Anyone following the story of Emerald Ash Borer knew that it was only a matter of time before this insect would be found killing ash trees in eastern Pennsylvania. Maybe this knowledge lessened the blow a bit. Also, those who closely observe tree and pest interactions know that this is one of many associations between an insect (or disease pathogen) that results in catastrophic impact on a species. See Dutch Elm Disease, Chestnut Blight or Hemlock Wooly Adelgid. More recently, Thousand Cankers Disease of Black Walnut.

I never paid much attention to ash trees until EAB arrived in Pennsylvania five years ago. Now I see them everywhere. Not for long.


Anonymous said...
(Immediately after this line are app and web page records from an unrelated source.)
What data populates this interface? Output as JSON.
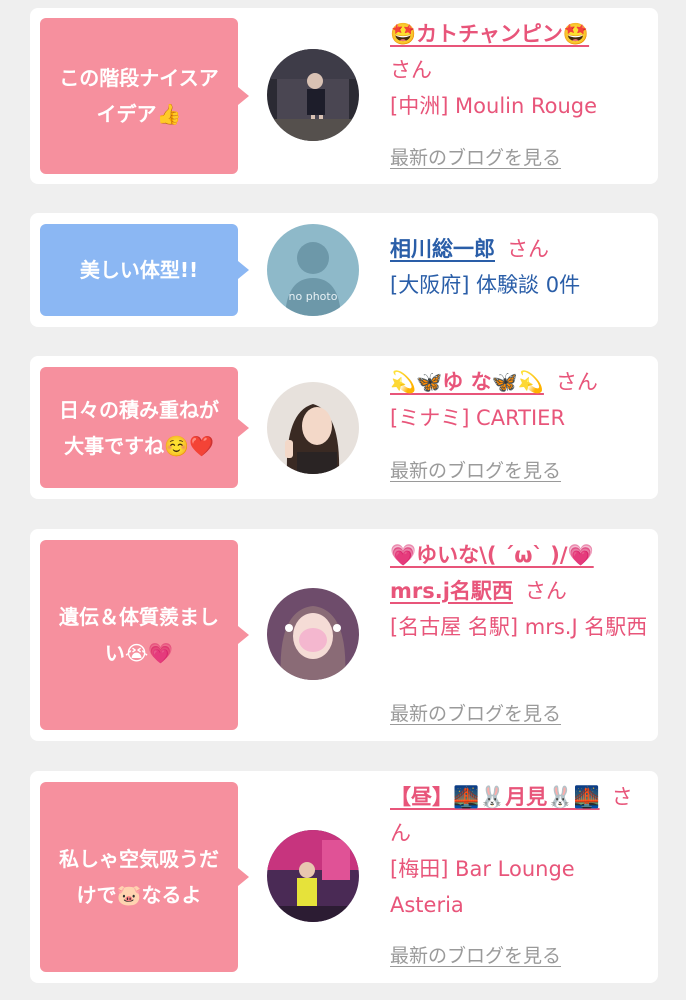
{
  "cards": [
    {
      "comment": "この階段ナイスアイデア👍",
      "bubble_color": "#f6909e",
      "name": "🤩カトチャンピン🤩",
      "honorific": "さん",
      "location": "[中洲] Moulin Rouge",
      "blog_link": "最新のブログを見る"
    },
    {
      "comment": "美しい体型!!",
      "bubble_color": "#8bb7f3",
      "name": "相川総一郎",
      "honorific": "さん",
      "location": "[大阪府] 体験談 0件",
      "avatar_text": "no photo"
    },
    {
      "comment": "日々の積み重ねが大事ですね☺️❤️",
      "bubble_color": "#f6909e",
      "name": "💫🦋ゆ な🦋💫",
      "honorific": "さん",
      "location": "[ミナミ] CARTIER",
      "blog_link": "最新のブログを見る"
    },
    {
      "comment": "遺伝＆体質羨ましい😭💗",
      "bubble_color": "#f6909e",
      "name": "💗ゆいな\\( ´ω` )/💗mrs.j名駅西",
      "honorific": "さん",
      "location": "[名古屋 名駅] mrs.J 名駅西",
      "blog_link": "最新のブログを見る"
    },
    {
      "comment": "私しゃ空気吸うだけで🐷なるよ",
      "bubble_color": "#f6909e",
      "name": "【昼】🌉🐰月見🐰🌉",
      "honorific": "さん",
      "location": "[梅田] Bar Lounge Asteria",
      "blog_link": "最新のブログを見る"
    }
  ]
}
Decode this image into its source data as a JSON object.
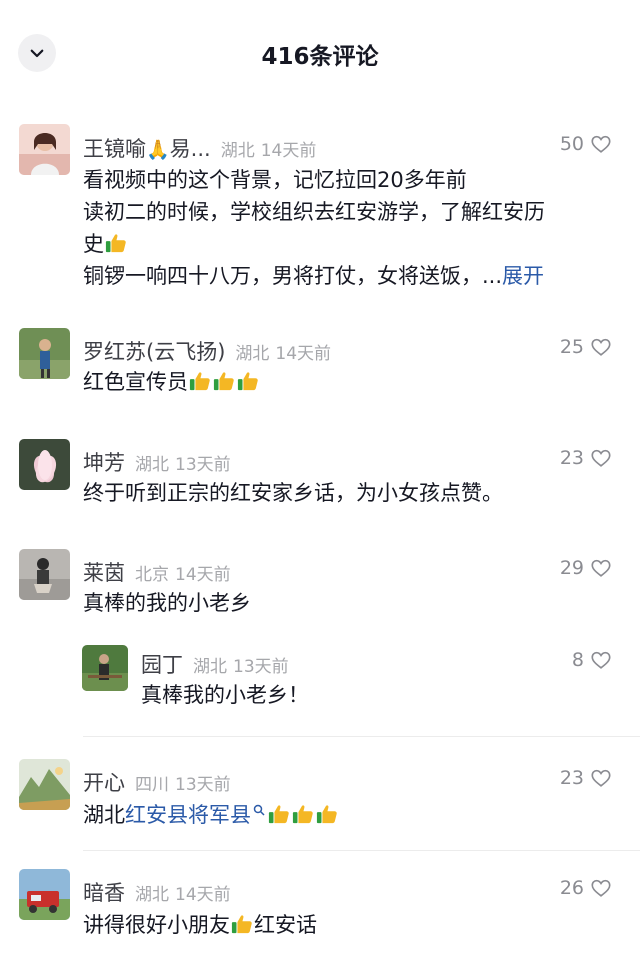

As you mentioned, EAB has been expected for some time, but still comes as a shock to eastern PA residents. I work with cities all across the country who have come to terms with managing this pest. It is manageable, but as you so correctly point out, a sense of urgency needs to exist near the infested area (15 miles). The research via MSU and OSU is pretty conclusive that TREE-age, adminstered by an Arborist will provide two years protection by label, and researchers are actually seeing longer control. The evidence is also clear that if the canopy is less than 50% in decline, a tree may be saved, but that is a fall back strategy, I higly recommend not waiting until this point. The confusion lies around the cost to treat versus the cost to remove, and I educate on this subject daily. Average citizens can expect to pay about $80-$120 for a 10" diameter tree, for two years of protection, while cities treating in house regularly treat that same tree for about $30, remember, that's for two years of protection.
I have found most cities will re-treat during the 3rd year. Also, it is well documented that the cost to remove and replace an average 17" Diameter city tree ranges from $750-$1000., while that tree can be treated for an a cost of $59. all costs included. I mention that because it means that a city can treat it's trees for decades before reaching the cost to remove and replace, and they can keep their urban canopy even if they decide to slowly reduce dependence on ash. This will save budgets, and quality of city life.
I say with some authority, we can learn from what has been experienced west of here. I encourage folks to go to the national EAB website and read for themselves which products work best, and which work even when the EAB attack peaks. look at the "Insecticidal Options" bulletin. BTW, TREE-age is known as emamectin benzoate in this multi-university report.
Finally, another important note: EAB only feed and reproduce on ash species, so as untreated ash populations fall, so too will EAB, and this will likely result in reduced frequency of treatment as the pest peaks and then drops in numbers. This be a decade, but if residents hang on, the options are brighter. You don't have to kiss your ash goodbye, Thanks...

Warren A. Jacobs said...

In response to anonymous: Something to take into consideration before treating ash trees is that emamectin- (TREE-age)- is only registered for use by macroinjection. Because this technique causes an injury that must be walled off by the tree, using it when there is no threat of EAB will do more harm than good. Repeated unnecessary treatments could result in a situation where when the time comes that the trees ARE threatened, they will be less treatable. MONITORING is the sensible course of action now, until EAB is known to be within striking distance.

Scott Guiser said...

Thanks for the insights